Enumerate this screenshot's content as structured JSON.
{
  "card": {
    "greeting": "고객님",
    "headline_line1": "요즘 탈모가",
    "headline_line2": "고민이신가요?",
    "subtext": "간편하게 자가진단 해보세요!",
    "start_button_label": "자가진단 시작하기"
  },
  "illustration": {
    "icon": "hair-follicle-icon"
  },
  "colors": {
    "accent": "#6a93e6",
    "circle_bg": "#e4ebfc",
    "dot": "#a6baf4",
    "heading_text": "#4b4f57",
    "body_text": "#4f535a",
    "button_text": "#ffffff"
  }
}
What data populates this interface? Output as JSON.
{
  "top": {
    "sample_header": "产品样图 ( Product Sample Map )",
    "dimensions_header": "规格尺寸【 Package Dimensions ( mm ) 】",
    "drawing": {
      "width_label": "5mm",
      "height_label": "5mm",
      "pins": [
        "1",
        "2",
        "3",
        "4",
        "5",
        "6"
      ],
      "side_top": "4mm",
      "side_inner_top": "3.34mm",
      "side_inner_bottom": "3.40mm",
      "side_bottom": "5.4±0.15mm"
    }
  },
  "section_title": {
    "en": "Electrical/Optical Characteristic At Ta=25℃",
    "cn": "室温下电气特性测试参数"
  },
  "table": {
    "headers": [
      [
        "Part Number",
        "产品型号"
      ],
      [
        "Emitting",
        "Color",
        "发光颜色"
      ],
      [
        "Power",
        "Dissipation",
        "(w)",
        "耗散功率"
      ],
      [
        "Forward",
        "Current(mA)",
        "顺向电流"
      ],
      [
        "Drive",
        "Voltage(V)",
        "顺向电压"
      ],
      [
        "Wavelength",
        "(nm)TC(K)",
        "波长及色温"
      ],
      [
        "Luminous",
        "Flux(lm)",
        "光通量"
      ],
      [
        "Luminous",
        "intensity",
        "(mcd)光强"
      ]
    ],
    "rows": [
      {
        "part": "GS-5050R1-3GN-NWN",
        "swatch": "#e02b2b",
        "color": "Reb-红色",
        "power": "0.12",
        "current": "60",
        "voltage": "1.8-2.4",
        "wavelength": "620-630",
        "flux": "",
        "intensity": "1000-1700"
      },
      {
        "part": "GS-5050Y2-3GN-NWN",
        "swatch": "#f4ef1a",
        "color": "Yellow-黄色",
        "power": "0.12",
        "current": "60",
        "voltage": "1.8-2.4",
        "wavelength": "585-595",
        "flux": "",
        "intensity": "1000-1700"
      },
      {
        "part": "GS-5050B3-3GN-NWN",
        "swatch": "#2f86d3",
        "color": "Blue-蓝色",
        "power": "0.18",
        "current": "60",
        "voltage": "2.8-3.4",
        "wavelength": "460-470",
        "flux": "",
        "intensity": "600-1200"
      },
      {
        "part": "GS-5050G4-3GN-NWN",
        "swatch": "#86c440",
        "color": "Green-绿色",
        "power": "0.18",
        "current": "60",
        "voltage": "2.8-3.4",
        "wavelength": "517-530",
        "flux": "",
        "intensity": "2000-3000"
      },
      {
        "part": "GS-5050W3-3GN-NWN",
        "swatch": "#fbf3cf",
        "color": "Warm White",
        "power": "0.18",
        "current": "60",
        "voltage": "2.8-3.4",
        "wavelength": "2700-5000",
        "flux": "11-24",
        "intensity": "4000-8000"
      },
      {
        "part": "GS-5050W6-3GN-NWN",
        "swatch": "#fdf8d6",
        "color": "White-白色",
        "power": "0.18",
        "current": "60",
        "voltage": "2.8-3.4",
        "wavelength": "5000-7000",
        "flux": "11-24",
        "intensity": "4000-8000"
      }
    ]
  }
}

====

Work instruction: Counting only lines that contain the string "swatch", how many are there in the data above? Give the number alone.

Answer below: 6